Component data from apps and pages:
"""

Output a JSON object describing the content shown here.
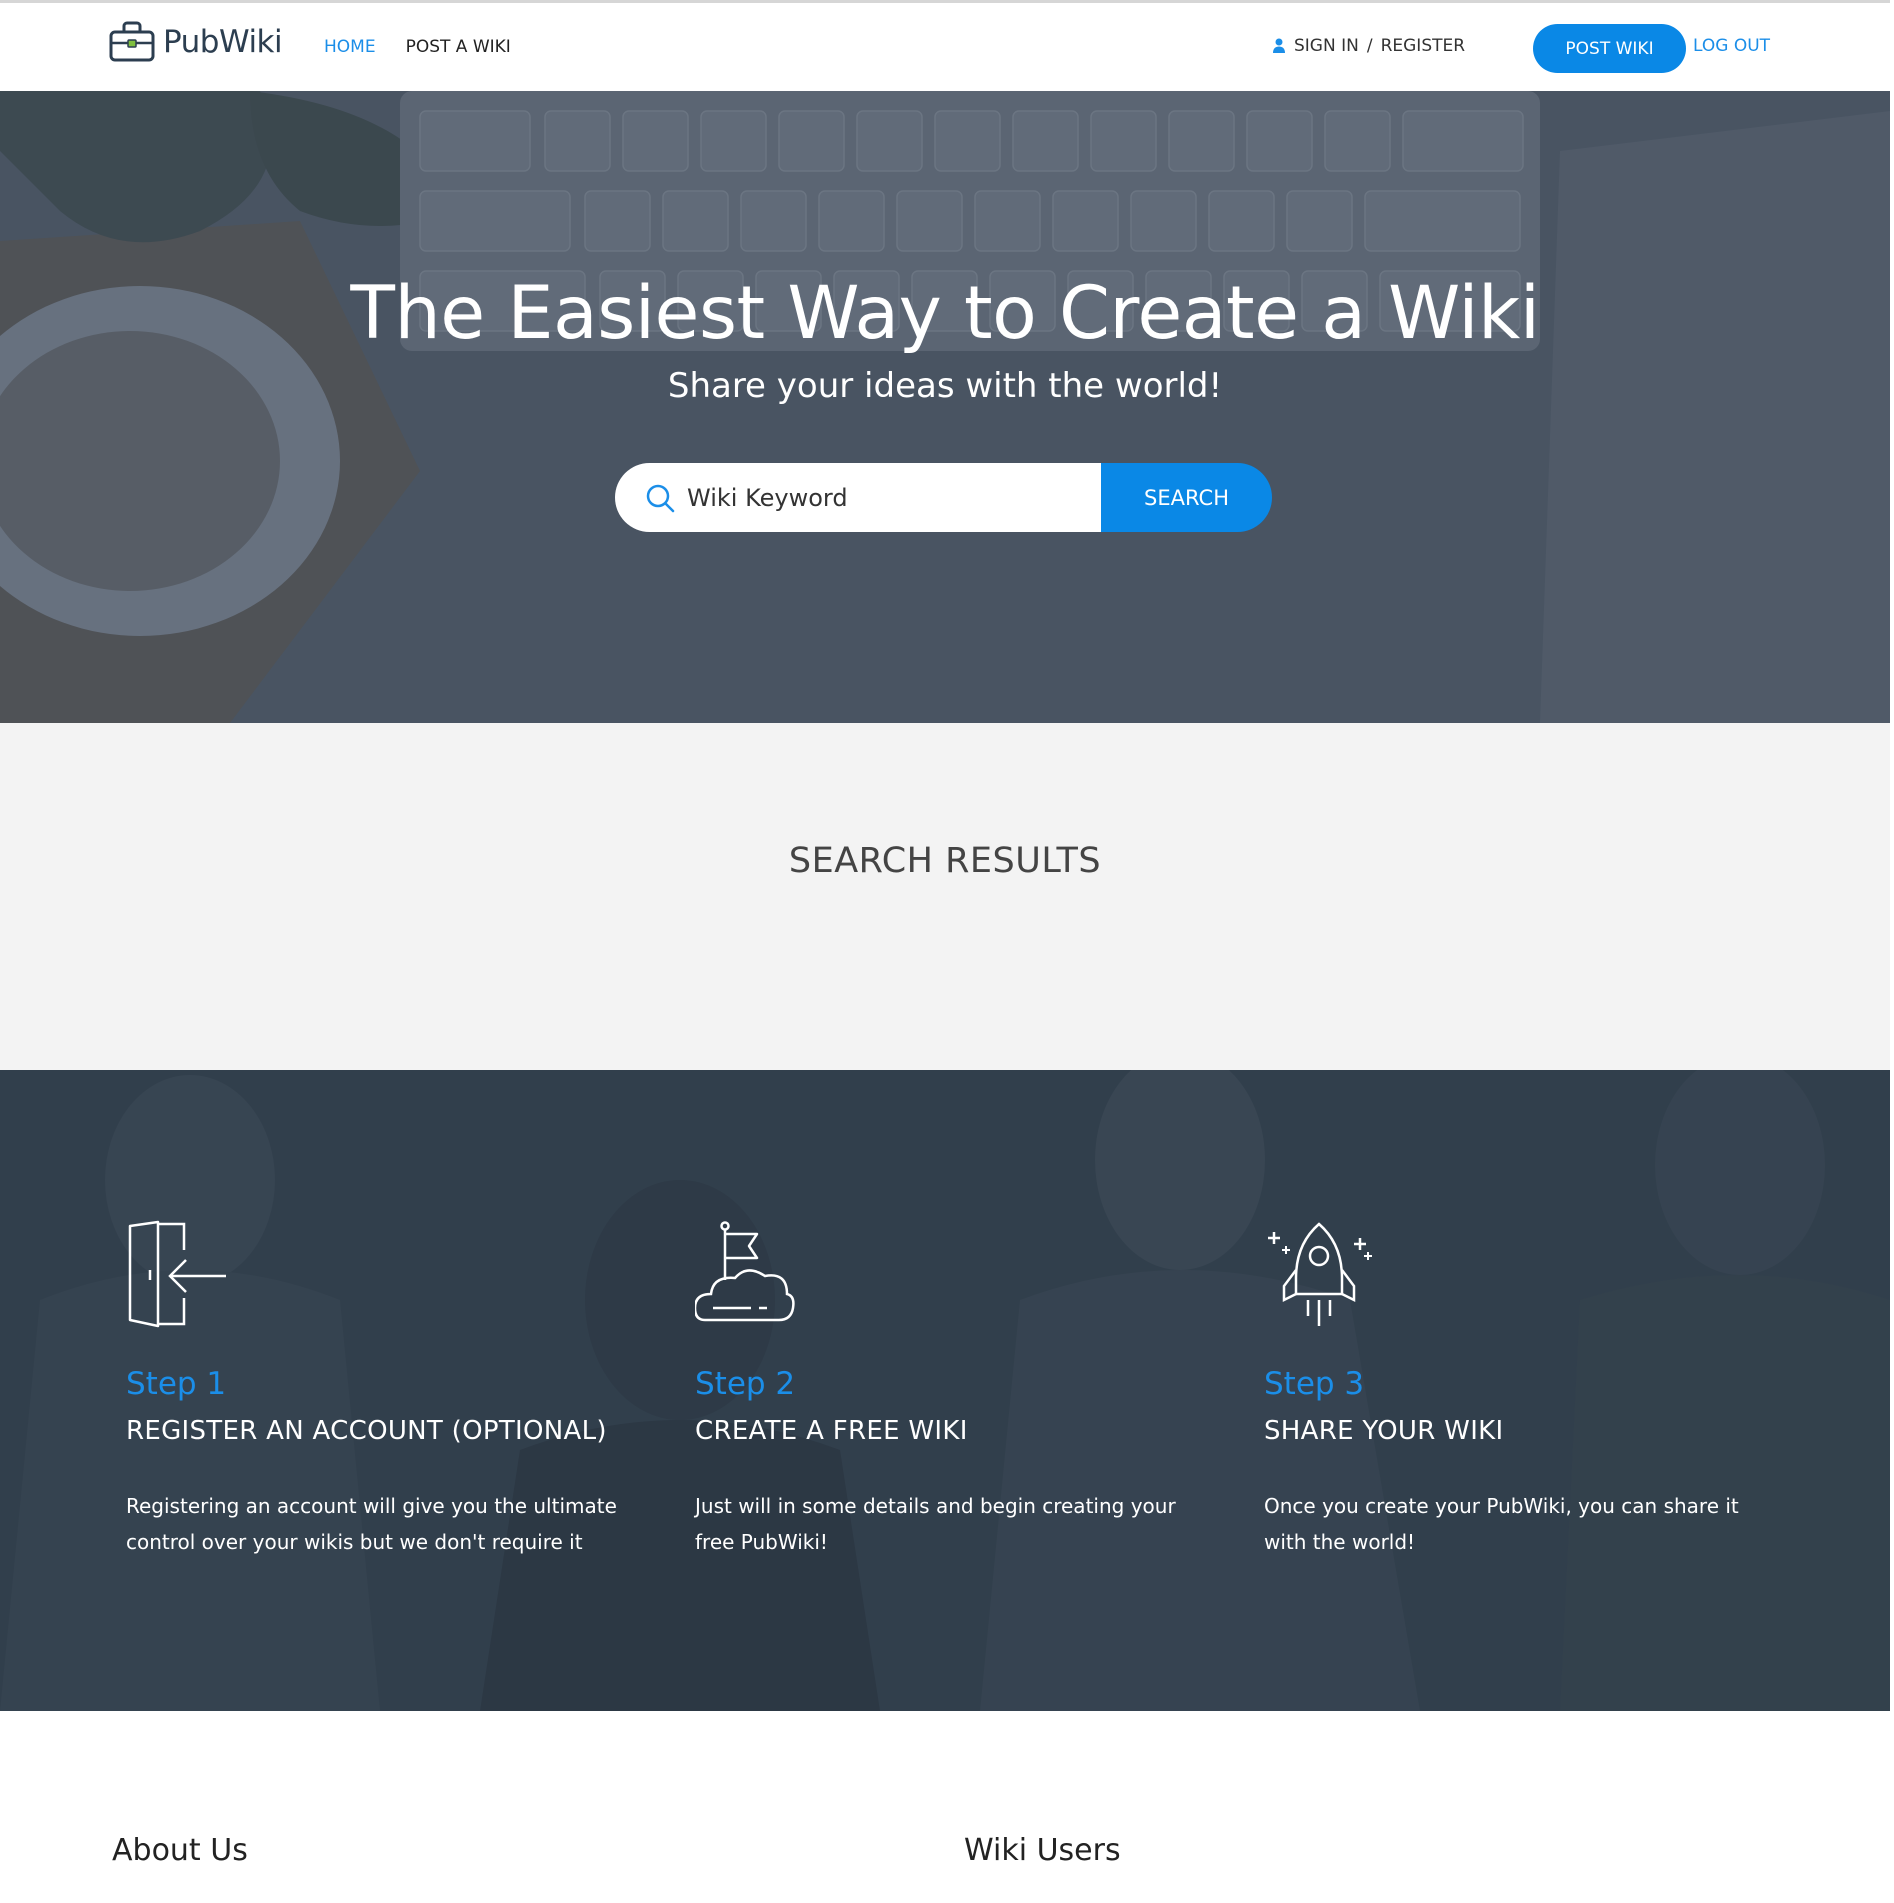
{
  "header": {
    "logo_text": "PubWiki",
    "nav": {
      "home": "HOME",
      "post": "POST A WIKI"
    },
    "signin": "SIGN IN",
    "sep": "/",
    "register": "REGISTER",
    "post_button": "POST WIKI",
    "logout": "LOG OUT"
  },
  "hero": {
    "title": "The Easiest Way to Create a Wiki",
    "subtitle": "Share your ideas with the world!",
    "search_placeholder": "Wiki Keyword",
    "search_button": "SEARCH"
  },
  "results": {
    "title": "SEARCH RESULTS"
  },
  "steps": [
    {
      "icon": "sign-in-door-icon",
      "num": "Step 1",
      "title": "REGISTER AN ACCOUNT (OPTIONAL)",
      "desc": "Registering an account will give you the ultimate control over your wikis but we don't require it"
    },
    {
      "icon": "flag-cloud-icon",
      "num": "Step 2",
      "title": "CREATE A FREE WIKI",
      "desc": "Just will in some details and begin creating your free PubWiki!"
    },
    {
      "icon": "rocket-icon",
      "num": "Step 3",
      "title": "SHARE YOUR WIKI",
      "desc": "Once you create your PubWiki, you can share it with the world!"
    }
  ],
  "footer": {
    "about": "About Us",
    "users": "Wiki Users"
  },
  "colors": {
    "accent": "#0a88e6",
    "hero_overlay": "#4d5866",
    "steps_bg": "#33404e",
    "results_bg": "#f3f3f3"
  }
}
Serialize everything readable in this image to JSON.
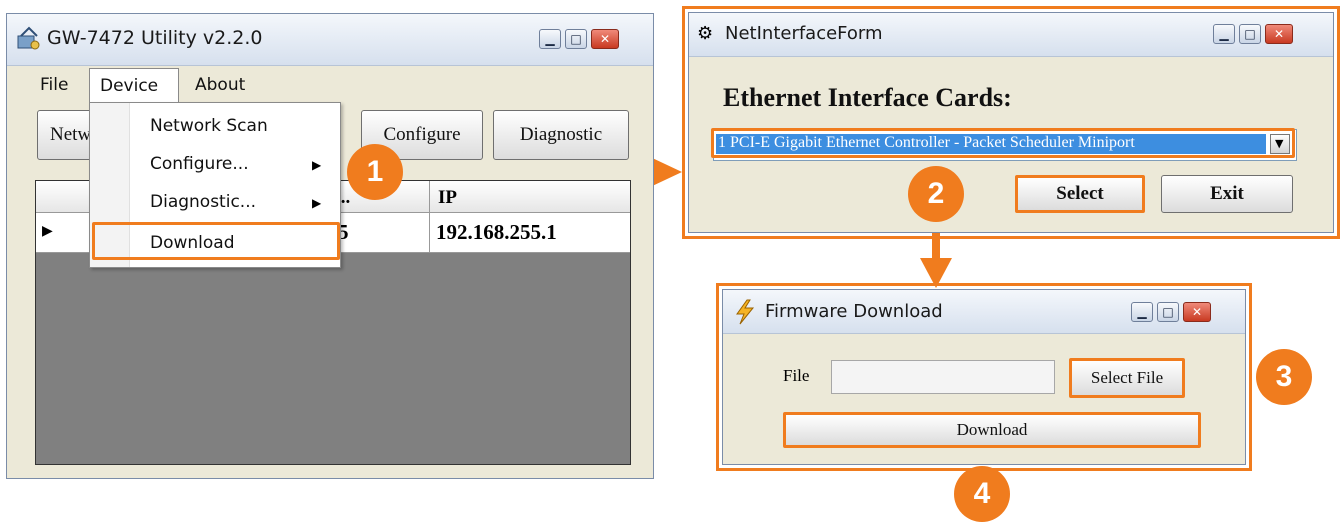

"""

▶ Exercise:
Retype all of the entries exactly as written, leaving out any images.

▶ Response to the exercise:
Output a JSON object describing the content shown here.
{
  "header": {
    "logo_text": "PubWiki",
    "nav": {
      "home": "HOME",
      "post": "POST A WIKI"
    },
    "signin": "SIGN IN",
    "sep": "/",
    "register": "REGISTER",
    "post_button": "POST WIKI",
    "logout": "LOG OUT"
  },
  "hero": {
    "title": "The Easiest Way to Create a Wiki",
    "subtitle": "Share your ideas with the world!",
    "search_placeholder": "Wiki Keyword",
    "search_button": "SEARCH"
  },
  "results": {
    "title": "SEARCH RESULTS"
  },
  "steps": [
    {
      "icon": "sign-in-door-icon",
      "num": "Step 1",
      "title": "REGISTER AN ACCOUNT (OPTIONAL)",
      "desc": "Registering an account will give you the ultimate control over your wikis but we don't require it"
    },
    {
      "icon": "flag-cloud-icon",
      "num": "Step 2",
      "title": "CREATE A FREE WIKI",
      "desc": "Just will in some details and begin creating your free PubWiki!"
    },
    {
      "icon": "rocket-icon",
      "num": "Step 3",
      "title": "SHARE YOUR WIKI",
      "desc": "Once you create your PubWiki, you can share it with the world!"
    }
  ],
  "footer": {
    "about": "About Us",
    "users": "Wiki Users"
  },
  "colors": {
    "accent": "#0a88e6",
    "hero_overlay": "#4d5866",
    "steps_bg": "#33404e",
    "results_bg": "#f3f3f3"
  }
}
Serialize everything readable in this image to JSON.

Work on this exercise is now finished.